*** Opening MATERIAL FOR THIS TASK ***

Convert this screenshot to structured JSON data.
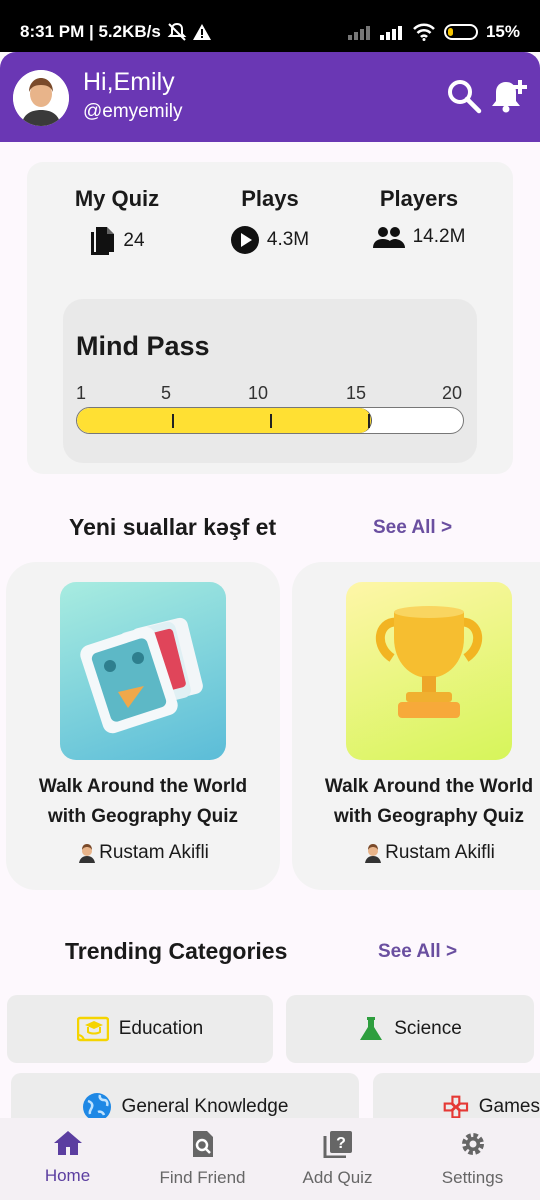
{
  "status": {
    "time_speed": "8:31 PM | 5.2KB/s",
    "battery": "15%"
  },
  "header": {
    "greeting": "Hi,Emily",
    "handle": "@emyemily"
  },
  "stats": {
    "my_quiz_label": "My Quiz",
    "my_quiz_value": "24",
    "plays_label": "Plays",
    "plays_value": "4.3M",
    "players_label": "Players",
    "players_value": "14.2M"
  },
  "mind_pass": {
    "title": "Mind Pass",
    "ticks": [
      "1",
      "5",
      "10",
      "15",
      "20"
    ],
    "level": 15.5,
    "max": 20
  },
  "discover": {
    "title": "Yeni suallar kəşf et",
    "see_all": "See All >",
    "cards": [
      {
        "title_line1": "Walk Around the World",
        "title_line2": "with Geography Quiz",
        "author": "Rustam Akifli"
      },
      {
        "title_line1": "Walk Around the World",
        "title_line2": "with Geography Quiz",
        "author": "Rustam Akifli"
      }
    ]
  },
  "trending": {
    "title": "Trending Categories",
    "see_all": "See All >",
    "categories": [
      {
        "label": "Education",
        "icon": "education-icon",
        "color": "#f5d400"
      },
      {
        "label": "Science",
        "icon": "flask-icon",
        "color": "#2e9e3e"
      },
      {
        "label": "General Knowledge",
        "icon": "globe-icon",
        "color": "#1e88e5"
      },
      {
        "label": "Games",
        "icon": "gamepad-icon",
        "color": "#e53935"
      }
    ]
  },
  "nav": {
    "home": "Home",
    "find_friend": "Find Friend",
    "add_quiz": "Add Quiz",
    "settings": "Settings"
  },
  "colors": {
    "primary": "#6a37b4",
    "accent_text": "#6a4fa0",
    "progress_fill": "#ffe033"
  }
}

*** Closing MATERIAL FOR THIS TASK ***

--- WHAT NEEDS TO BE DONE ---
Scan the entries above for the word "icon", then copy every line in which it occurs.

--- RESULT ---
        "icon": "education-icon",
        "icon": "flask-icon",
        "icon": "globe-icon",
        "icon": "gamepad-icon",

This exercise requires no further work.